But the magic wasn’t just in the structure. Sexton embarked on a mission to fill his creation with a “Menagerie of Monstrosities” – a delightful mishmash of curios collected from far and wide. Ship’s wheels, cannons, antique chests, and plush sofas – these were just a few pieces in his eclectic orchestra of objects. Europe and local Florida towns alike surrendered their treasures to his vision.

And then there were the bells. A vast collection, some from Mexican missions, others from legendary locomotives like Virginia’s Old 97, and even one belonging to Harriet Beecher Stowe. Ringing a bell at the Driftwood became a tradition, with the number of clangs measuring one’s popularity.

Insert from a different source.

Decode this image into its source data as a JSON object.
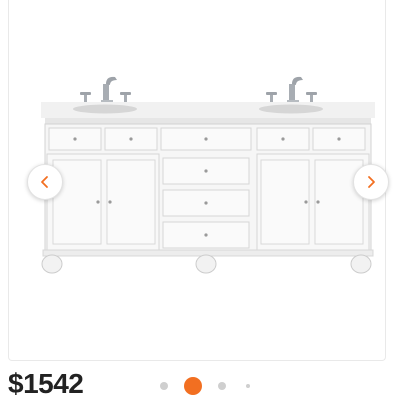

Sexton, a master storyteller, reveled in sharing his collection. Tours became legendary, filled with fantastical tales about each object. One visitor, entranced by his performance, returned for a second tour, only to discover entirely new stories spun for the next group. When confronted, Sexton declared, “Madame, I’d rather be a liar than a bore any day!”

Sexton’s legacy extends far beyond the Driftwood. He was a developer, an agriculturalist, and a dreamer who left an indelible mark on Vero Beach. The “Menagerie of Monstrosities” remains a testament to his eccentric spirit, a reminder that sometimes, the most captivating creations are born from unconventional visions and a touch of delightful storytelling.

This article has been expanded upon the original source, incorporating additional details and providing a more engaging narrative. However, please note that some of the information presented (like the Harriet Beecher Stowe bell) lacks verifiable sources and might be part of local lore surrounding Sexton.

Tiffany Bent